Then bruise them in a Mortar, shells and all, then take Clary, Celandine, Burrage, Scabious, Bugloss, five leav’d Grass, and if you find your self hot, put in some Wood-Sorrel, of every one of these one handful, with five tops of Angelica.
These Herbs being all bruised in a Mortar, put them in a sweet earthen Pot with five quarts of white Wine, and two quarts of Ale, steep them all night; then put them into an Alembeck, let the herbs be in the bottom of the Pot, and the Snails upon the Herbs, and upon the Snails put a Pint of Earth-worms slit and clean washed in white Wine, and put upon them four ounces of Anniseeds or Fennel-seeds well bruised, and five great handfuls of Rosemary Flowers well picked, two or three Races of Turmerick thin sliced, Harts-horn and Ivory, of each four ounces, well steeped in a quart of white Wine till it be like a Jelly, then draw it forth with care.

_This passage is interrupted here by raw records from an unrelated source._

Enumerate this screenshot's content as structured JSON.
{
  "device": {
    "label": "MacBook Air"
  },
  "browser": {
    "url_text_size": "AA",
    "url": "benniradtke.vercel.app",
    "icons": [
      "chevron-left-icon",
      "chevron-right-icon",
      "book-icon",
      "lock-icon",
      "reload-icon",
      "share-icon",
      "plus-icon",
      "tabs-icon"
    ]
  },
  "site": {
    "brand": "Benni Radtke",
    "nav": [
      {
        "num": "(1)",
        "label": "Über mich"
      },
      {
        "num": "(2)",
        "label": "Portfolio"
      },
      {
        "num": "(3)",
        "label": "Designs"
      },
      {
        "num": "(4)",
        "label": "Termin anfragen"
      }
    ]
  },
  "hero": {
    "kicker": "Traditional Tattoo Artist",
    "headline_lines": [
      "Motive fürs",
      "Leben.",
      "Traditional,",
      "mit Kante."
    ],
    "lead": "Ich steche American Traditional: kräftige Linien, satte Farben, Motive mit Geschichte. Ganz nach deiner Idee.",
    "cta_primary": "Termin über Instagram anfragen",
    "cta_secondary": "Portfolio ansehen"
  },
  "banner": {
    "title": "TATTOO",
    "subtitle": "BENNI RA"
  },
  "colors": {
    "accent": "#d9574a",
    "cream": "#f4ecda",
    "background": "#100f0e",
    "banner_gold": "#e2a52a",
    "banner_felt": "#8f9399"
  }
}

Source: The Queen-like Closet or Rich Cabinet, Hannah WolleyFiled under Remedy | Tags: ale, angelicam wine, aniseed, anniseed, borage, bugloss, burrage, celandine, charcoal, clary, consumption, earthworms, fennel, fennel seed, grass, hartshorn, ivory, rosemary, scabious, snail, snails, sorrel, turmeric, turmerick, wolley, wood sorrel, worms | Comment (0)
Take pulverized chalk, and twice as much charcoal; make very fine, and add castile soap suds and spirits of camphor to make a thick paste. Apply with the finger and brush.
Source: The Kansas Home Cook-BookFiled under Remedy | Tags: camphor, chalk, charcoal, gums, kansas, mouth, powder, soap, teeth, tooth | Comment (0)
It is stated that two teaspoons of finely powdered charcoal, drank in half a tumbler of water, will, in less than 15 minutes, give relief to the sick headache, when caused, as in most cases it is, by superabundance of acid on the stomach. We have tried this remedy time and again, and its efficacy in every instance has been signally satisfactory.
Source: Dr Chase’s Recipes, or Information for Everybody, A.W. ChaseFiled under Remedy | Tags: charcoal, headache, sick headache, stomach, twitter-archive | Comment (0)